→ **WHAT IS REQUIRED**: From the listing below, count the lines where the string "Settings" occurs. Give the number, with no other words.
[[ DATA EXTRACT open ]]
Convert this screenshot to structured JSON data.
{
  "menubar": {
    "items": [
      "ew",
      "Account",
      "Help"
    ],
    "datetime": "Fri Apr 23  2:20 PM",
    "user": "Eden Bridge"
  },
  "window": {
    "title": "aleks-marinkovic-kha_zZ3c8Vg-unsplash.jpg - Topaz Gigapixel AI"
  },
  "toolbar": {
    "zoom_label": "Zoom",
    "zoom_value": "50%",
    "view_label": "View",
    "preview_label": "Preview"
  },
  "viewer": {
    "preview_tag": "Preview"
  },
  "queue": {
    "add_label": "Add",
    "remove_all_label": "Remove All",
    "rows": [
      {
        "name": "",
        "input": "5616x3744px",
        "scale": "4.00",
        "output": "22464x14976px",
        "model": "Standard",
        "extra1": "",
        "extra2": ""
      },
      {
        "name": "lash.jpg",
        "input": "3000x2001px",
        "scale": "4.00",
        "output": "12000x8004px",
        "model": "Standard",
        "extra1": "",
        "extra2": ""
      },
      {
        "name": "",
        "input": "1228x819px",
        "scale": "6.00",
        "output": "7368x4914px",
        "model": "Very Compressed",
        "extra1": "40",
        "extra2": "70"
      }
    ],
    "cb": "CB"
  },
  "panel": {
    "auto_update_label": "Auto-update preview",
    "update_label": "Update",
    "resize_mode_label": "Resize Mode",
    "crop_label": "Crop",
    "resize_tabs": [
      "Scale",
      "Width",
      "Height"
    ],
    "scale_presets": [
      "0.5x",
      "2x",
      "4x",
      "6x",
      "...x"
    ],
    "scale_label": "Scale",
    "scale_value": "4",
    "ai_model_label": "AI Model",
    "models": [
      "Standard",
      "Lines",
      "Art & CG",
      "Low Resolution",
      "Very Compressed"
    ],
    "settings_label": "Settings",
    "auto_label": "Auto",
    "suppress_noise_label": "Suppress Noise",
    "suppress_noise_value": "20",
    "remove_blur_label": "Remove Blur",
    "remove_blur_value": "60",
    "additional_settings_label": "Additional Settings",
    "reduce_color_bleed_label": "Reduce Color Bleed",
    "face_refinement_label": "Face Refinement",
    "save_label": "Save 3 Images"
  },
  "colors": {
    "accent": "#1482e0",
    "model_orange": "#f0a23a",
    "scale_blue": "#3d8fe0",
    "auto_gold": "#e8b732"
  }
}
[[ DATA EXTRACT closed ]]
→ **YOUR RESPONSE**: 2